**Source data**
=-=-=-=-=

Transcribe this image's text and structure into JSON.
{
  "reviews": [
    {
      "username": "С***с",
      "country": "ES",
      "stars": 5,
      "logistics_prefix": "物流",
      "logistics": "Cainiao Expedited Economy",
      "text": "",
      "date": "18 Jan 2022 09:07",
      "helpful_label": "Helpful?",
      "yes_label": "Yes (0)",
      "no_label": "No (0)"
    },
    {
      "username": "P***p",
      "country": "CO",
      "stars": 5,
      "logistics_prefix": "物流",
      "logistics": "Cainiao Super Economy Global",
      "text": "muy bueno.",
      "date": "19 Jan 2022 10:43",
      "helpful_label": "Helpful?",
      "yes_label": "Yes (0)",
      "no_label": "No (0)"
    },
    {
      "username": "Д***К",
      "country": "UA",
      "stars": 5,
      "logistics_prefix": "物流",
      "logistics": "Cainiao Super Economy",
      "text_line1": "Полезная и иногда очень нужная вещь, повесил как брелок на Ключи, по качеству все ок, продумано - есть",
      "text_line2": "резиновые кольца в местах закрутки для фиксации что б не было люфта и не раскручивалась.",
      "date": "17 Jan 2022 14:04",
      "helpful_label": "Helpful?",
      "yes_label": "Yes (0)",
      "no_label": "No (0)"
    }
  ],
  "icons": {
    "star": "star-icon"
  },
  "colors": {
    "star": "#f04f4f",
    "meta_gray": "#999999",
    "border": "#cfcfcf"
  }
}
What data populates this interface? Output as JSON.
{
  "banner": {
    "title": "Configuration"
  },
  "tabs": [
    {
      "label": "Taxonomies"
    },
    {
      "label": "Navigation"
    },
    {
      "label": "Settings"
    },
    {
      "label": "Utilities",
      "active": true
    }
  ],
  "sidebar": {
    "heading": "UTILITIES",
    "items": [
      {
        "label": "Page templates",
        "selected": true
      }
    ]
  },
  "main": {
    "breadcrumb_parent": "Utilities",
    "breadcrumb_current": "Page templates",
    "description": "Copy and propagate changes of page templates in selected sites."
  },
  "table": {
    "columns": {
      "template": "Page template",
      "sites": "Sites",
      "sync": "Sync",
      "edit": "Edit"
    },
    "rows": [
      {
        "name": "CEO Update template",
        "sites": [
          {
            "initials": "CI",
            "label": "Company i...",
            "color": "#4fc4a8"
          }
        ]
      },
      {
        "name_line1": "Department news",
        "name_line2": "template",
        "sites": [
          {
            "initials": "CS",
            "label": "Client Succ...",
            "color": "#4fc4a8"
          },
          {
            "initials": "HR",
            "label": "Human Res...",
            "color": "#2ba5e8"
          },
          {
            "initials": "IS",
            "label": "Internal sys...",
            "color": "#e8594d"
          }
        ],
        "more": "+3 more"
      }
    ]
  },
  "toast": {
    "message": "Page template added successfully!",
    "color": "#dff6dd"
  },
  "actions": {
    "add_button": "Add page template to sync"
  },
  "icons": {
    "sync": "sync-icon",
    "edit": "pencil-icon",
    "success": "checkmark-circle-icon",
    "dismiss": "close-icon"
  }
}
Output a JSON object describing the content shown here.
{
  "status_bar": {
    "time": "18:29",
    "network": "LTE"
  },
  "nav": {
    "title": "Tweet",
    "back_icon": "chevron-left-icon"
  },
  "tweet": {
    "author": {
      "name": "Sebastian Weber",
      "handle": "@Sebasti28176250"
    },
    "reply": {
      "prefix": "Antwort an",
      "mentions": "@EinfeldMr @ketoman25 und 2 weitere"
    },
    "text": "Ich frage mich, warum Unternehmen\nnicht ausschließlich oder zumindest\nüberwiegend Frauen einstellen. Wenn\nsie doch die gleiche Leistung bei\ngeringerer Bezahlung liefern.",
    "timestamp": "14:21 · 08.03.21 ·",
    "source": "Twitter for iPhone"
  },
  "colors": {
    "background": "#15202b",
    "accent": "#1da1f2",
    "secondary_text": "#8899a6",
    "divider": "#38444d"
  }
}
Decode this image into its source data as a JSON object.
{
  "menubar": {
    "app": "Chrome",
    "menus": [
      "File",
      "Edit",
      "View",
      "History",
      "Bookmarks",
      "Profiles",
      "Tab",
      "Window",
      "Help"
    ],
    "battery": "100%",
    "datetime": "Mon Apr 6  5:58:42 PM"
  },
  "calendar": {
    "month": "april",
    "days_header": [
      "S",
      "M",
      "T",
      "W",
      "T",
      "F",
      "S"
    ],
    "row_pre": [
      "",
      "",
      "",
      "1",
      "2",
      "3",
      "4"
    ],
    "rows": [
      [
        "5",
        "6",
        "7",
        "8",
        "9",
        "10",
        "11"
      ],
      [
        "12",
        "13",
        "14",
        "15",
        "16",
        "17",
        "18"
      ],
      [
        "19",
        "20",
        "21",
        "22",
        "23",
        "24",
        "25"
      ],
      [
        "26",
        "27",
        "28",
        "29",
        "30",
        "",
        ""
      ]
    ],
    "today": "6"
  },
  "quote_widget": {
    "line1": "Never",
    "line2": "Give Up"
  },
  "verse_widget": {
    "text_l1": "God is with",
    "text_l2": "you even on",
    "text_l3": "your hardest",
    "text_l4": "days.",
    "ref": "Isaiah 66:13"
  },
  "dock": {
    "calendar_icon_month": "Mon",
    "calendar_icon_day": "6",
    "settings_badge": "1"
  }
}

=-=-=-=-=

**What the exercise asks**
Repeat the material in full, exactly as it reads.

**Solution**
Transcribe this image's text and structure into JSON.
{
  "reviews": [
    {
      "username": "С***с",
      "country": "ES",
      "stars": 5,
      "logistics_prefix": "物流",
      "logistics": "Cainiao Expedited Economy",
      "text": "",
      "date": "18 Jan 2022 09:07",
      "helpful_label": "Helpful?",
      "yes_label": "Yes (0)",
      "no_label": "No (0)"
    },
    {
      "username": "P***p",
      "country": "CO",
      "stars": 5,
      "logistics_prefix": "物流",
      "logistics": "Cainiao Super Economy Global",
      "text": "muy bueno.",
      "date": "19 Jan 2022 10:43",
      "helpful_label": "Helpful?",
      "yes_label": "Yes (0)",
      "no_label": "No (0)"
    },
    {
      "username": "Д***К",
      "country": "UA",
      "stars": 5,
      "logistics_prefix": "物流",
      "logistics": "Cainiao Super Economy",
      "text_line1": "Полезная и иногда очень нужная вещь, повесил как брелок на Ключи, по качеству все ок, продумано - есть",
      "text_line2": "резиновые кольца в местах закрутки для фиксации что б не было люфта и не раскручивалась.",
      "date": "17 Jan 2022 14:04",
      "helpful_label": "Helpful?",
      "yes_label": "Yes (0)",
      "no_label": "No (0)"
    }
  ],
  "icons": {
    "star": "star-icon"
  },
  "colors": {
    "star": "#f04f4f",
    "meta_gray": "#999999",
    "border": "#cfcfcf"
  }
}
What data populates this interface? Output as JSON.
{
  "banner": {
    "title": "Configuration"
  },
  "tabs": [
    {
      "label": "Taxonomies"
    },
    {
      "label": "Navigation"
    },
    {
      "label": "Settings"
    },
    {
      "label": "Utilities",
      "active": true
    }
  ],
  "sidebar": {
    "heading": "UTILITIES",
    "items": [
      {
        "label": "Page templates",
        "selected": true
      }
    ]
  },
  "main": {
    "breadcrumb_parent": "Utilities",
    "breadcrumb_current": "Page templates",
    "description": "Copy and propagate changes of page templates in selected sites."
  },
  "table": {
    "columns": {
      "template": "Page template",
      "sites": "Sites",
      "sync": "Sync",
      "edit": "Edit"
    },
    "rows": [
      {
        "name": "CEO Update template",
        "sites": [
          {
            "initials": "CI",
            "label": "Company i...",
            "color": "#4fc4a8"
          }
        ]
      },
      {
        "name_line1": "Department news",
        "name_line2": "template",
        "sites": [
          {
            "initials": "CS",
            "label": "Client Succ...",
            "color": "#4fc4a8"
          },
          {
            "initials": "HR",
            "label": "Human Res...",
            "color": "#2ba5e8"
          },
          {
            "initials": "IS",
            "label": "Internal sys...",
            "color": "#e8594d"
          }
        ],
        "more": "+3 more"
      }
    ]
  },
  "toast": {
    "message": "Page template added successfully!",
    "color": "#dff6dd"
  },
  "actions": {
    "add_button": "Add page template to sync"
  },
  "icons": {
    "sync": "sync-icon",
    "edit": "pencil-icon",
    "success": "checkmark-circle-icon",
    "dismiss": "close-icon"
  }
}
Output a JSON object describing the content shown here.
{
  "status_bar": {
    "time": "18:29",
    "network": "LTE"
  },
  "nav": {
    "title": "Tweet",
    "back_icon": "chevron-left-icon"
  },
  "tweet": {
    "author": {
      "name": "Sebastian Weber",
      "handle": "@Sebasti28176250"
    },
    "reply": {
      "prefix": "Antwort an",
      "mentions": "@EinfeldMr @ketoman25 und 2 weitere"
    },
    "text": "Ich frage mich, warum Unternehmen\nnicht ausschließlich oder zumindest\nüberwiegend Frauen einstellen. Wenn\nsie doch die gleiche Leistung bei\ngeringerer Bezahlung liefern.",
    "timestamp": "14:21 · 08.03.21 ·",
    "source": "Twitter for iPhone"
  },
  "colors": {
    "background": "#15202b",
    "accent": "#1da1f2",
    "secondary_text": "#8899a6",
    "divider": "#38444d"
  }
}
Decode this image into its source data as a JSON object.
{
  "menubar": {
    "app": "Chrome",
    "menus": [
      "File",
      "Edit",
      "View",
      "History",
      "Bookmarks",
      "Profiles",
      "Tab",
      "Window",
      "Help"
    ],
    "battery": "100%",
    "datetime": "Mon Apr 6  5:58:42 PM"
  },
  "calendar": {
    "month": "april",
    "days_header": [
      "S",
      "M",
      "T",
      "W",
      "T",
      "F",
      "S"
    ],
    "row_pre": [
      "",
      "",
      "",
      "1",
      "2",
      "3",
      "4"
    ],
    "rows": [
      [
        "5",
        "6",
        "7",
        "8",
        "9",
        "10",
        "11"
      ],
      [
        "12",
        "13",
        "14",
        "15",
        "16",
        "17",
        "18"
      ],
      [
        "19",
        "20",
        "21",
        "22",
        "23",
        "24",
        "25"
      ],
      [
        "26",
        "27",
        "28",
        "29",
        "30",
        "",
        ""
      ]
    ],
    "today": "6"
  },
  "quote_widget": {
    "line1": "Never",
    "line2": "Give Up"
  },
  "verse_widget": {
    "text_l1": "God is with",
    "text_l2": "you even on",
    "text_l3": "your hardest",
    "text_l4": "days.",
    "ref": "Isaiah 66:13"
  },
  "dock": {
    "calendar_icon_month": "Mon",
    "calendar_icon_day": "6",
    "settings_badge": "1"
  }
}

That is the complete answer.